Hackschooling Makes Me Happy: Logan LaPlante at TEDx
Many have commented that this is one of the best Tedtalks ever. What do you think and how might this video launch a different kind of administrative meeting? – View
Ed Reform and Finland’s Model
What might Finland’s Reform Movement teach us, if anything? The repeated high performance of Finland’s students on many measures including PISA tests has stirred a great deal of conversation. Pasi Sahlberg in his article, for School Administrator “Quality and Equity in Finnish Schools,” is currently a visiting professor at Harvard’s Graduate School of Education.
Yong Zhao currently serves as the Presidential Chair and Director of the Institute for Global and Online Education in the College of Education, University of Oregon, where he is also a Professor in the Department of Educational Measurement, Policy, and Leadership. He has written three books detailing what is good and bad about education in China and in the U.S. His new book, Who’s Afraid of the Big Bad Dragon? is causing quite a stir as do his keynotes and talks. Check out his books and his website. Diane Ravitch’s review of Who’s Afraid of the Bid Bad Dragon? Why China Has the Best (and Worst) Education System in the World. – Read now Also follow Yong Zhao on his website: Creative, Entrepreneurial, and Global: 21st Century Education

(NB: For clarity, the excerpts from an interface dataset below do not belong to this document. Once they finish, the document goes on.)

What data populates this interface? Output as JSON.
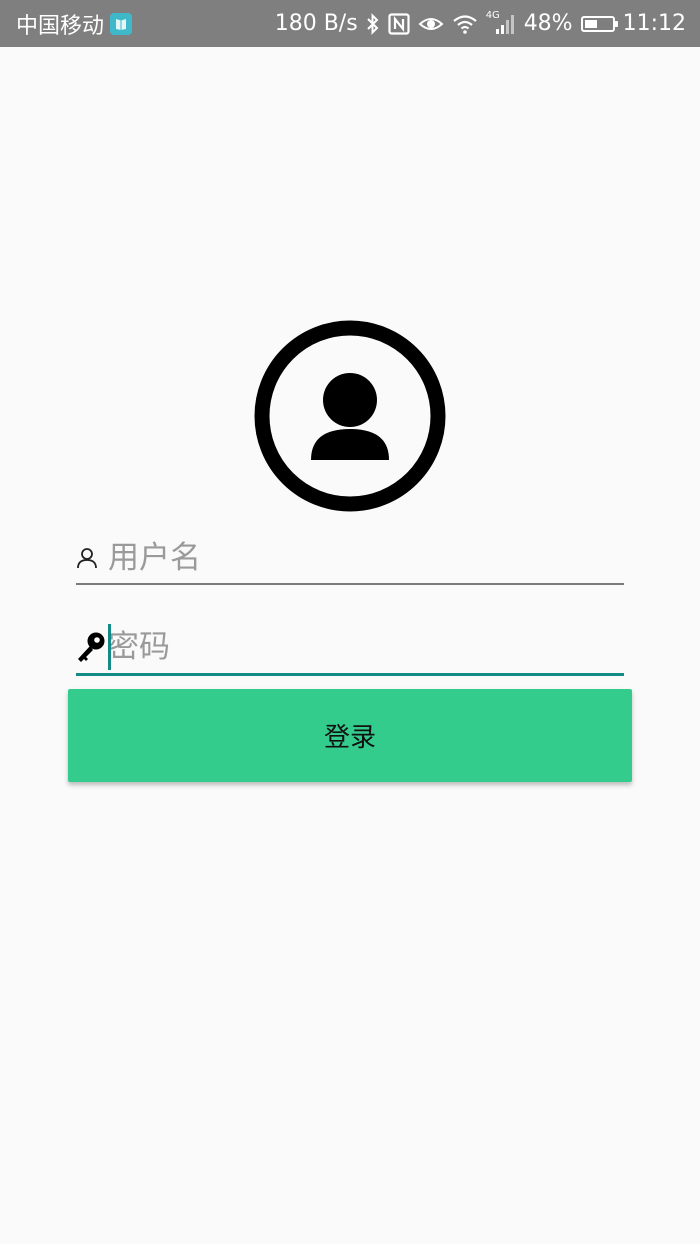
{
  "status_bar": {
    "carrier": "中国移动",
    "network_speed": "180 B/s",
    "network_type": "4G",
    "battery_percent": "48%",
    "battery_level": 0.48,
    "time": "11:12"
  },
  "login": {
    "username_placeholder": "用户名",
    "password_placeholder": "密码",
    "login_label": "登录"
  },
  "colors": {
    "status_bar": "#7f7f7f",
    "accent": "#138a86",
    "button": "#33cc8c",
    "background": "#fafafa"
  },
  "icons": {
    "avatar": "user-circle-icon",
    "username": "person-outline-icon",
    "password": "key-icon"
  }
}
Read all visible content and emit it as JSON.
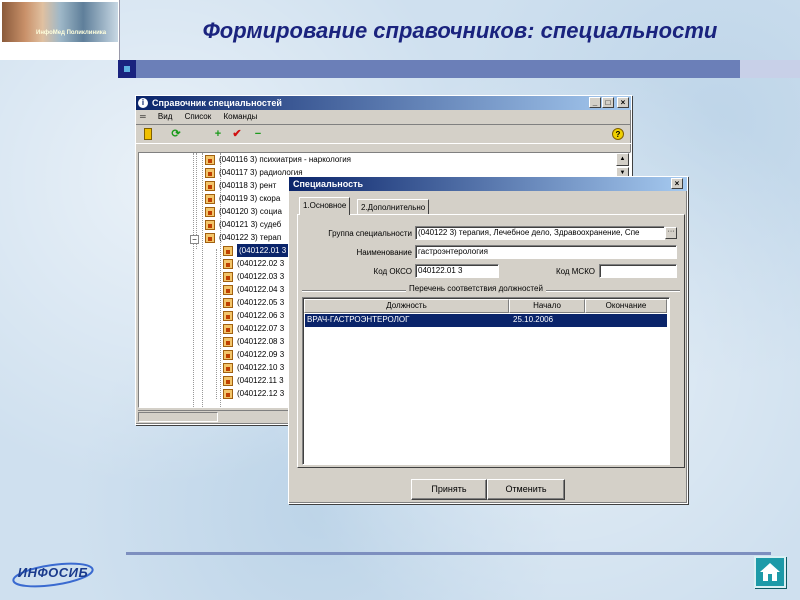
{
  "slide": {
    "title": "Формирование справочников: специальности",
    "footer_logo": "ИНФОСИБ",
    "logo_title": "ИнфоМед Поликлиника"
  },
  "main_window": {
    "title": "Справочник специальностей",
    "menu": [
      "Вид",
      "Список",
      "Команды"
    ],
    "tree_items": [
      "(040116 3) психиатрия - наркология",
      "(040117 3) радиология",
      "(040118 3) рент",
      "(040119 3) скора",
      "(040120 3) социа",
      "(040121 3) судеб",
      "(040122 3) терап",
      "(040122.01 3",
      "(040122.02 3",
      "(040122.03 3",
      "(040122.04 3",
      "(040122.05 3",
      "(040122.06 3",
      "(040122.07 3",
      "(040122.08 3",
      "(040122.09 3",
      "(040122.10 3",
      "(040122.11 3",
      "(040122.12 3"
    ]
  },
  "dialog": {
    "title": "Специальность",
    "tabs": [
      "1.Основное",
      "2.Дополнительно"
    ],
    "fields": {
      "group_label": "Группа специальности",
      "group_value": "(040122 3) терапия, Лечебное дело, Здравоохранение, Спе",
      "name_label": "Наименование",
      "name_value": "гастроэнтерология",
      "okso_label": "Код ОКСО",
      "okso_value": "040122.01 3",
      "msko_label": "Код МСКО",
      "msko_value": ""
    },
    "positions_title": "Перечень соответствия должностей",
    "columns": [
      "Должность",
      "Начало",
      "Окончание"
    ],
    "rows": [
      {
        "position": "ВРАЧ-ГАСТРОЭНТЕРОЛОГ",
        "start": "25.10.2006",
        "end": ""
      }
    ],
    "ok_label": "Принять",
    "cancel_label": "Отменить"
  },
  "colors": {
    "title_text": "#1a237e",
    "titlebar": "#0a246a",
    "selection": "#0a246a",
    "home_button": "#1d9aa8"
  }
}
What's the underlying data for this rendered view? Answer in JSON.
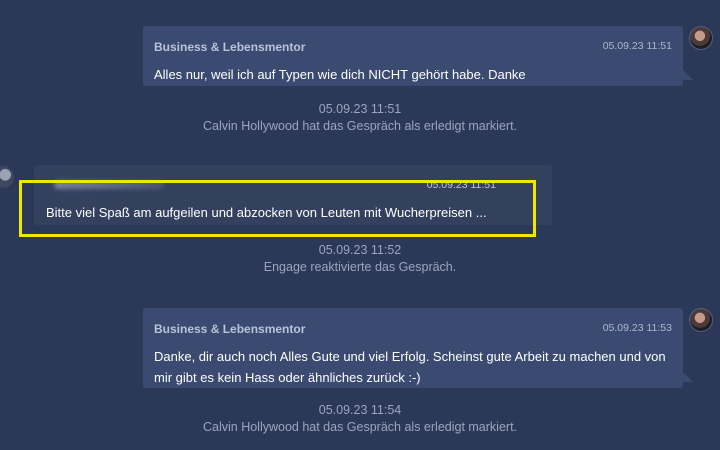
{
  "messages": [
    {
      "sender": "Business & Lebensmentor",
      "time": "05.09.23 11:51",
      "text": "Alles nur, weil ich auf Typen wie dich NICHT gehört habe. Danke"
    },
    {
      "sender": "",
      "time": "05.09.23 11:51",
      "text": "Bitte viel Spaß am aufgeilen und abzocken von Leuten mit Wucherpreisen ..."
    },
    {
      "sender": "Business & Lebensmentor",
      "time": "05.09.23 11:53",
      "text": "Danke, dir auch noch Alles Gute und viel Erfolg. Scheinst gute Arbeit zu machen und von mir gibt es kein Hass oder ähnliches zurück :-)"
    }
  ],
  "system_events": [
    {
      "time": "05.09.23 11:51",
      "text": "Calvin Hollywood hat das Gespräch als erledigt markiert."
    },
    {
      "time": "05.09.23 11:52",
      "text": "Engage reaktivierte das Gespräch."
    },
    {
      "time": "05.09.23 11:54",
      "text": "Calvin Hollywood hat das Gespräch als erledigt markiert."
    }
  ],
  "icons": {
    "agent_avatar": "avatar-icon",
    "customer_avatar": "avatar-icon"
  },
  "colors": {
    "background": "#2b3858",
    "bubble": "#3a4a70",
    "highlight": "#f2e600",
    "system_text": "#9aa6bf"
  }
}
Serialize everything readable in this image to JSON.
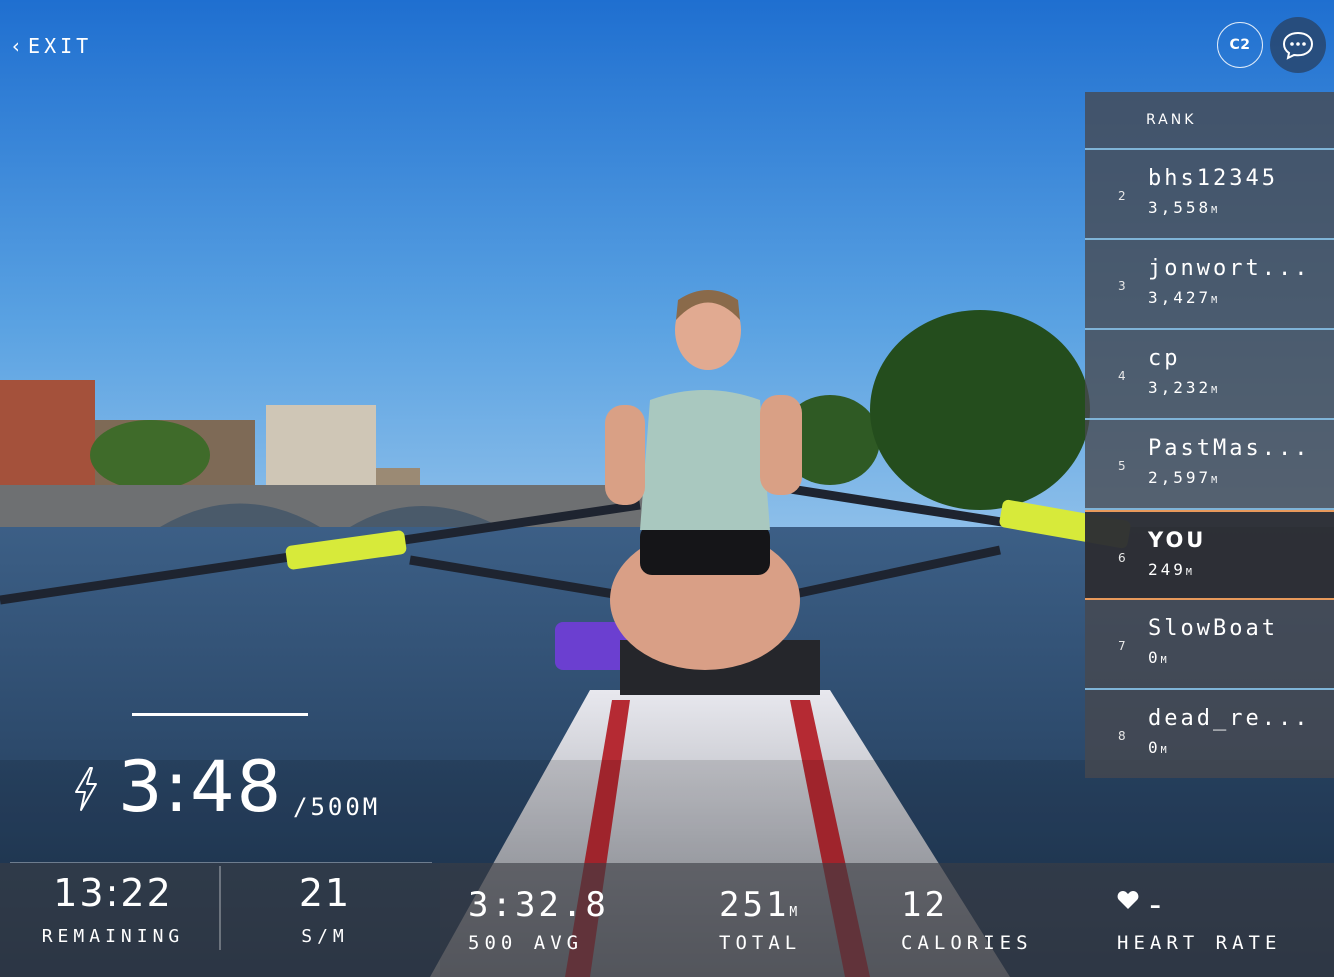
{
  "header": {
    "exit_label": "EXIT",
    "badge_label": "C2"
  },
  "leaderboard": {
    "title": "RANK",
    "rows": [
      {
        "rank": "2",
        "name": "bhs12345",
        "distance": "3,558",
        "unit": "M",
        "is_you": false
      },
      {
        "rank": "3",
        "name": "jonwort...",
        "distance": "3,427",
        "unit": "M",
        "is_you": false
      },
      {
        "rank": "4",
        "name": "cp",
        "distance": "3,232",
        "unit": "M",
        "is_you": false
      },
      {
        "rank": "5",
        "name": "PastMas...",
        "distance": "2,597",
        "unit": "M",
        "is_you": false
      },
      {
        "rank": "6",
        "name": "YOU",
        "distance": "249",
        "unit": "M",
        "is_you": true
      },
      {
        "rank": "7",
        "name": "SlowBoat",
        "distance": "0",
        "unit": "M",
        "is_you": false
      },
      {
        "rank": "8",
        "name": "dead_re...",
        "distance": "0",
        "unit": "M",
        "is_you": false
      }
    ]
  },
  "pace": {
    "value": "3:48",
    "unit": "/500M",
    "progress_fraction": 1.0
  },
  "stats_left": {
    "remaining_value": "13:22",
    "remaining_label": "REMAINING",
    "spm_value": "21",
    "spm_label": "S/M"
  },
  "stats_right": {
    "avg_value": "3:32.8",
    "avg_label": "500 AVG",
    "total_value": "251",
    "total_unit": "M",
    "total_label": "TOTAL",
    "calories_value": "12",
    "calories_label": "CALORIES",
    "heart_value": "-",
    "heart_label": "HEART RATE"
  },
  "colors": {
    "accent_blue": "#7fb4d8",
    "you_orange": "#e89a5c",
    "sky": "#3a86d8"
  },
  "icons": [
    "chevron-left-icon",
    "chat-bubble-icon",
    "lightning-icon",
    "heart-icon"
  ]
}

Meier and Ravitch
Both Deborah Meier and Diane Ravitch have posts, blogs, reviews and articles worth reading. They bring a cross section of commenters to us on the defining questions in educational leadership today. They bring us the teacher’s perspective as well as Washington’s.
Yale Center for Emotional Intelligence
Marc Brackett leads the Yale Center for Emotional Intelligence. You can get his Mood Meter App and help yourself, your team, students and parents to better understand and regulate their feelings. He is working nationally and internationally to use his research on Emotional Intelligence to reduce cyberbullying. His programs are in schools across the globe.
Ken Robinson’s TED Talk
This could be a great conversation starter at your next faculty or administrative meeting. Filmed February 2006 at TED2006 Ken Robinson: How schools kill creativity Follow Pasi Sahlberg Follow Diane Ravitch